§ **Action item**:
Determine how many lines in the listing contain the string "豪华客房". Only that number goes in the answer.

↓↓↓

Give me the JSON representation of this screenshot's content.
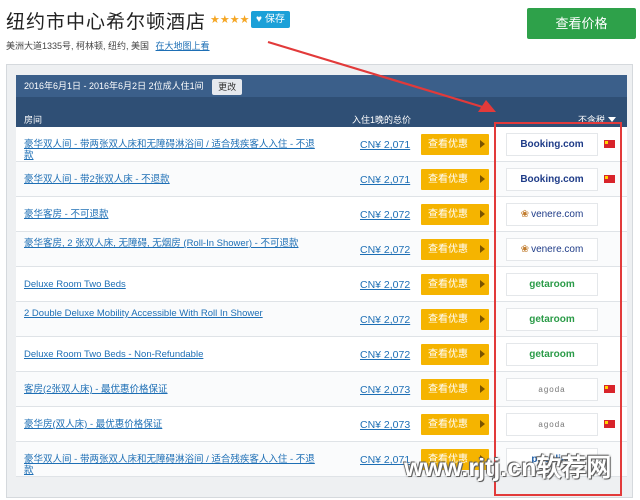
{
  "header": {
    "title": "纽约市中心希尔顿酒店",
    "stars": "★★★★",
    "save_label": "保存",
    "address": "美洲大道1335号, 柯林顿, 纽约, 美国",
    "map_link": "在大地图上看",
    "view_price_label": "查看价格"
  },
  "panel": {
    "date_text": "2016年6月1日 - 2016年6月2日  2位成人住1间",
    "change_label": "更改",
    "col_room": "房间",
    "col_price": "入住1晚的总价",
    "col_tax": "不含税"
  },
  "rows": [
    {
      "room": "豪华双人间 - 带两张双人床和无障碍淋浴间 / 适合残疾客人入住 - 不退款",
      "price": "CN¥ 2,071",
      "deal": "查看优惠",
      "logo": "Booking.com",
      "logo_type": "booking",
      "flag": true
    },
    {
      "room": "豪华双人间 - 带2张双人床 - 不退款",
      "price": "CN¥ 2,071",
      "deal": "查看优惠",
      "logo": "Booking.com",
      "logo_type": "booking",
      "flag": true
    },
    {
      "room": "豪华客房 - 不可退款",
      "price": "CN¥ 2,072",
      "deal": "查看优惠",
      "logo": "venere.com",
      "logo_type": "venere",
      "flag": false
    },
    {
      "room": "豪华客房, 2 张双人床, 无障碍, 无烟房 (Roll-In Shower) - 不可退款",
      "price": "CN¥ 2,072",
      "deal": "查看优惠",
      "logo": "venere.com",
      "logo_type": "venere",
      "flag": false
    },
    {
      "room": "Deluxe Room Two Beds",
      "price": "CN¥ 2,072",
      "deal": "查看优惠",
      "logo": "getaroom",
      "logo_type": "getaroom",
      "flag": false
    },
    {
      "room": "2 Double Deluxe Mobility Accessible With Roll In Shower",
      "price": "CN¥ 2,072",
      "deal": "查看优惠",
      "logo": "getaroom",
      "logo_type": "getaroom",
      "flag": false
    },
    {
      "room": "Deluxe Room Two Beds - Non-Refundable",
      "price": "CN¥ 2,072",
      "deal": "查看优惠",
      "logo": "getaroom",
      "logo_type": "getaroom",
      "flag": false
    },
    {
      "room": "客房(2张双人床) - 最优惠价格保证",
      "price": "CN¥ 2,073",
      "deal": "查看优惠",
      "logo": "agoda",
      "logo_type": "agoda",
      "flag": true
    },
    {
      "room": "豪华房(双人床) - 最优惠价格保证",
      "price": "CN¥ 2,073",
      "deal": "查看优惠",
      "logo": "agoda",
      "logo_type": "agoda",
      "flag": true
    },
    {
      "room": "豪华双人间 - 带两张双人床和无障碍淋浴间 / 适合残疾客人入住 - 不退款",
      "price": "CN¥ 2,071",
      "deal": "查看优惠",
      "logo": "priceline",
      "logo_type": "priceline",
      "flag": false
    }
  ],
  "watermark": "www.rjtj.cn软荐网",
  "colors": {
    "accent_green": "#2ea14a",
    "deal_yellow": "#f5b400",
    "link_blue": "#1e6fb5",
    "header_navy": "#2f4f75",
    "highlight_red": "#e23a3a"
  }
}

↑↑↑

§ **Answer for this exercise**:
2